Element data from apps and pages:
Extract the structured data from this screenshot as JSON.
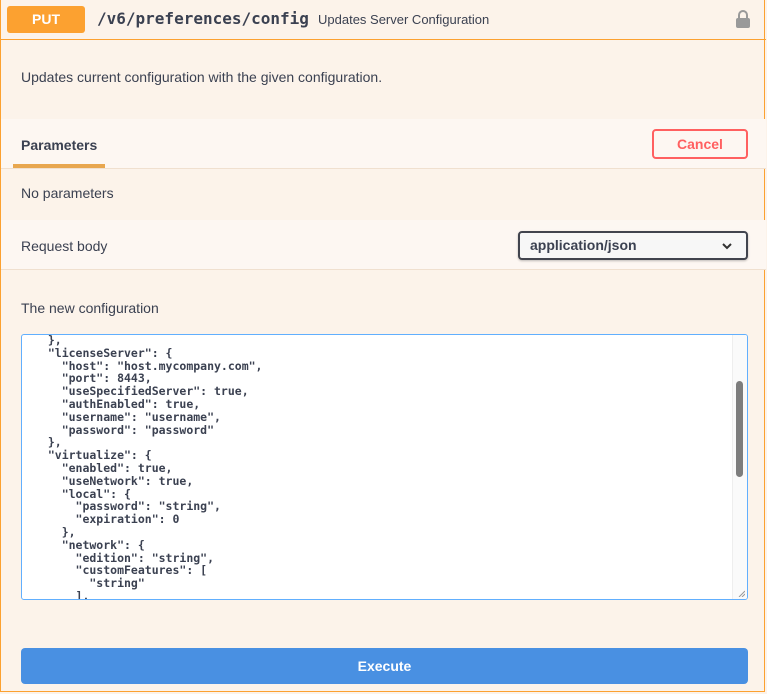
{
  "summary": {
    "method": "PUT",
    "path": "/v6/preferences/config",
    "description": "Updates Server Configuration",
    "lock_icon": "lock-icon"
  },
  "description": "Updates current configuration with the given configuration.",
  "parameters": {
    "tab_label": "Parameters",
    "cancel_label": "Cancel",
    "empty_text": "No parameters"
  },
  "request_body": {
    "label": "Request body",
    "content_type": "application/json",
    "body_label": "The new configuration",
    "code": "  },\n  \"licenseServer\": {\n    \"host\": \"host.mycompany.com\",\n    \"port\": 8443,\n    \"useSpecifiedServer\": true,\n    \"authEnabled\": true,\n    \"username\": \"username\",\n    \"password\": \"password\"\n  },\n  \"virtualize\": {\n    \"enabled\": true,\n    \"useNetwork\": true,\n    \"local\": {\n      \"password\": \"string\",\n      \"expiration\": 0\n    },\n    \"network\": {\n      \"edition\": \"string\",\n      \"customFeatures\": [\n        \"string\"\n      ],"
  },
  "execute_label": "Execute",
  "colors": {
    "method": "#fca130",
    "cancel": "#ff6060",
    "execute": "#4990e2",
    "focus": "#61affe"
  }
}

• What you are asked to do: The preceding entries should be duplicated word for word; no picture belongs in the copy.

• Reply:
Extract the structured data from this screenshot as JSON.
{
  "summary": {
    "method": "PUT",
    "path": "/v6/preferences/config",
    "description": "Updates Server Configuration",
    "lock_icon": "lock-icon"
  },
  "description": "Updates current configuration with the given configuration.",
  "parameters": {
    "tab_label": "Parameters",
    "cancel_label": "Cancel",
    "empty_text": "No parameters"
  },
  "request_body": {
    "label": "Request body",
    "content_type": "application/json",
    "body_label": "The new configuration",
    "code": "  },\n  \"licenseServer\": {\n    \"host\": \"host.mycompany.com\",\n    \"port\": 8443,\n    \"useSpecifiedServer\": true,\n    \"authEnabled\": true,\n    \"username\": \"username\",\n    \"password\": \"password\"\n  },\n  \"virtualize\": {\n    \"enabled\": true,\n    \"useNetwork\": true,\n    \"local\": {\n      \"password\": \"string\",\n      \"expiration\": 0\n    },\n    \"network\": {\n      \"edition\": \"string\",\n      \"customFeatures\": [\n        \"string\"\n      ],"
  },
  "execute_label": "Execute",
  "colors": {
    "method": "#fca130",
    "cancel": "#ff6060",
    "execute": "#4990e2",
    "focus": "#61affe"
  }
}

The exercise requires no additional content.